Most people need only leave enough time in their busy schedules to get a good night's sleep. For up to 5 percent of the population, though, the night is full of wakeful moments, owing to a sleep disorder known as persistent primary insomnia (PPI). The most common treatments offered to PPI patients¿most of whom struggle not with falling asleep initially but with staying asleep through the night¿are sedative-hypnotics and antidepressants. But many experts feel that such drugs don't represent a viable long-term solution. New research, presented today in the Journal of the American Medical Association (JAMA), suggests that behavioral therapy instead may be the answer.
Medical psychologist Jack D. Edinger of Duke University and his colleagues conducted a two-and-a-half-year study of 75 adults suffering from sleep maintenance insomnia in order to assess the efficacy of a form of cognitive behavioral therapy (CBT), as compared with relaxation therapy and placebo therapy. The CBT used in this case combined cognitive therapy, such as teaching subjects to think about sleep in a more constructive way, with strategies to improve their sleep habits¿namely getting out of bed at the same time each day and eliminating napping. The researchers found that those subjects receiving CBT experienced a 54 percent reduction in their wake time after sleep onset. Relaxation therapy and placebo therapy recipients, in contrast, experienced only 16 percent and 12 percent reductions, respectively.

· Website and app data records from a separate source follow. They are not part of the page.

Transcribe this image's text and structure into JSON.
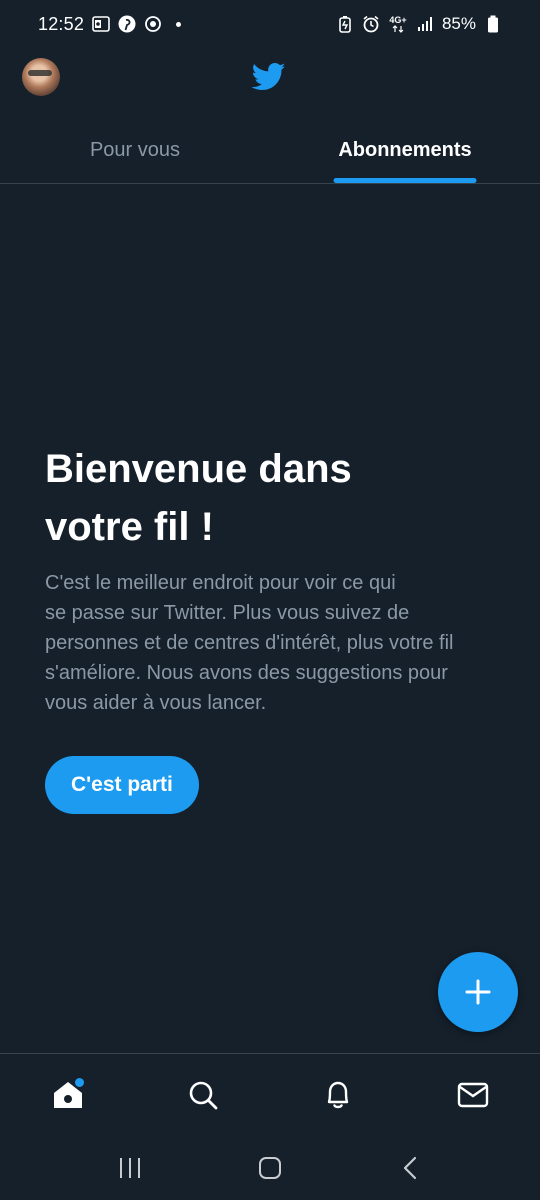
{
  "status_bar": {
    "time": "12:52",
    "network_label": "4G+",
    "battery": "85%",
    "left_icons": [
      "outlook-icon",
      "pinterest-icon",
      "sync-icon"
    ],
    "right_icons": [
      "battery-saver-icon",
      "alarm-icon",
      "network-icon",
      "signal-icon",
      "battery-icon"
    ]
  },
  "header": {
    "logo": "twitter-bird-icon",
    "avatar": "profile-avatar"
  },
  "tabs": [
    {
      "label": "Pour vous",
      "active": false
    },
    {
      "label": "Abonnements",
      "active": true
    }
  ],
  "welcome": {
    "title_line1": "Bienvenue dans",
    "title_line2": "votre fil !",
    "text_line1": "C'est le meilleur endroit pour voir ce qui",
    "text_line2": "se passe sur Twitter. Plus vous suivez de",
    "text_line3": "personnes et de centres d'intérêt, plus votre fil",
    "text_line4": "s'améliore. Nous avons des suggestions pour",
    "text_line5": "vous aider à vous lancer.",
    "button": "C'est parti"
  },
  "fab": {
    "icon": "plus-icon"
  },
  "bottom_nav": [
    "home-icon",
    "search-icon",
    "bell-icon",
    "mail-icon"
  ],
  "system_nav": [
    "recents-icon",
    "home-circle-icon",
    "back-icon"
  ],
  "colors": {
    "background": "#15202b",
    "accent": "#1d9bf0",
    "muted_text": "#8b98a5",
    "divider": "#38444d"
  }
}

"This study shows quite clearly that a cognitive behavioral insomnia therapy can be effective for people who have difficulty staying asleep at night," Edinger asserts. "Many patients were able to reach fairly normal levels of sleep with this treatment and without the use of sleeping pills, and the results lasted through six months of follow-up."